What is the source of this fierce resistance by solo practitioners and their political organizations? Why are they so adamantly opposed to managed group practice? Why are they so angry, irate and incensed by the progress and growth of managed group practices? Why? Because they feel threatened, and when people feel threatened, they react.
Here are the reactions I often encounter with solo practitioners.
Defensiveness: Change creates "winners" and "losers." Solo practitioners feel strongly they will be directly harmed by the change. In fact, their professional life and practice will be directly damaged. And, their personal lifestyle will be ultimately hurt. Whether this is based on merit or not doesn’t matter. Perception is reality.
Resentment: Solo practitioners don’t feel they will benefit from the change and feel their colleagues will be hurt, so they feel resentful. Resentment is expressed as anger, fault and blame directly at the organizations and people who are causing the change.
Anxiety: Dentists get anxious starting with the first rumors. When they hear of solo practitioners being endangered by the proliferation of managed group practices, they feel they will be next.
Self-absorption: Being threatened causes people to focus on themselves. They begin to worry about how the changes will affect them personally. Self-absorption can undermine collegial relations when they feel their colleagues can turn into competitors by selling and joining a managed group practice.
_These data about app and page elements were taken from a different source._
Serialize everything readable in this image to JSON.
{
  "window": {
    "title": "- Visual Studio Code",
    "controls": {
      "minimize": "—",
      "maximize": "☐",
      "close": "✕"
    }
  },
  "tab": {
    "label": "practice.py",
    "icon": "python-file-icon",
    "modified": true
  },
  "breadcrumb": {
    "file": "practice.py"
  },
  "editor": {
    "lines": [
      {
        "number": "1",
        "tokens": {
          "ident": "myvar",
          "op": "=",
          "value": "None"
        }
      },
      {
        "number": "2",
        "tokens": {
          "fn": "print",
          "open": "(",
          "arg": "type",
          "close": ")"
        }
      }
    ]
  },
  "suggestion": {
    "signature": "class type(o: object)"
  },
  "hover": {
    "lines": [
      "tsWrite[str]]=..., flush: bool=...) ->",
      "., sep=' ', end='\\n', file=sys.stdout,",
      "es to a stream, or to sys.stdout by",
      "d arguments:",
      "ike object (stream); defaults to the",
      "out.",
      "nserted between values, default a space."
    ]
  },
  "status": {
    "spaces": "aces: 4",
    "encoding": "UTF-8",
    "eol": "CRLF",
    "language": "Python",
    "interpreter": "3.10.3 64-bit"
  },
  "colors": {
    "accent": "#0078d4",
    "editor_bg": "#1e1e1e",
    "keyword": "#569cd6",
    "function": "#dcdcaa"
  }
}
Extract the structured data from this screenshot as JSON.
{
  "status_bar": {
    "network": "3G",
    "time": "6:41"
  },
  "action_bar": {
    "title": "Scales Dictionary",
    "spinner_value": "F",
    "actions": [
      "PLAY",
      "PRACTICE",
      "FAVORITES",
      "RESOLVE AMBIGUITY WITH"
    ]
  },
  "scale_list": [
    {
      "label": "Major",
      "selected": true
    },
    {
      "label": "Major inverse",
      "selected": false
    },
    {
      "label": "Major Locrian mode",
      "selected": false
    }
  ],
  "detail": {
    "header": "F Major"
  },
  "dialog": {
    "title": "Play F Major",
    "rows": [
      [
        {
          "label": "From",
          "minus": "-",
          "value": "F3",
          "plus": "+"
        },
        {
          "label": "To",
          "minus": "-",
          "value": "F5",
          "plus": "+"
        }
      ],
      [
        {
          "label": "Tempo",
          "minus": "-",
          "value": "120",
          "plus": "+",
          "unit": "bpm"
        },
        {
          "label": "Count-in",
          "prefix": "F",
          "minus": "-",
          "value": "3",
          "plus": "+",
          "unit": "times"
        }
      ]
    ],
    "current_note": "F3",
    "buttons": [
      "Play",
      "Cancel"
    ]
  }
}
Stress: Transition causes stress. Some of the physical and emotional symptoms of stress include headaches, indigestion, teeth grinding, back pain, mood swings, irritability, apathy, compulsive eating and hyperactivity. By anecdotal observation, these symptoms are much more prevalent in solo practitioners.
In my work with solo practitioners, I strive to make them overcome their resentment, anxiety, stress and defensiveness and enable them to make the transition in mindset, skill set, strategy and tactics to succeed in this new ecology. Because this new world, which will be dominated by managed group practices, is inevitable.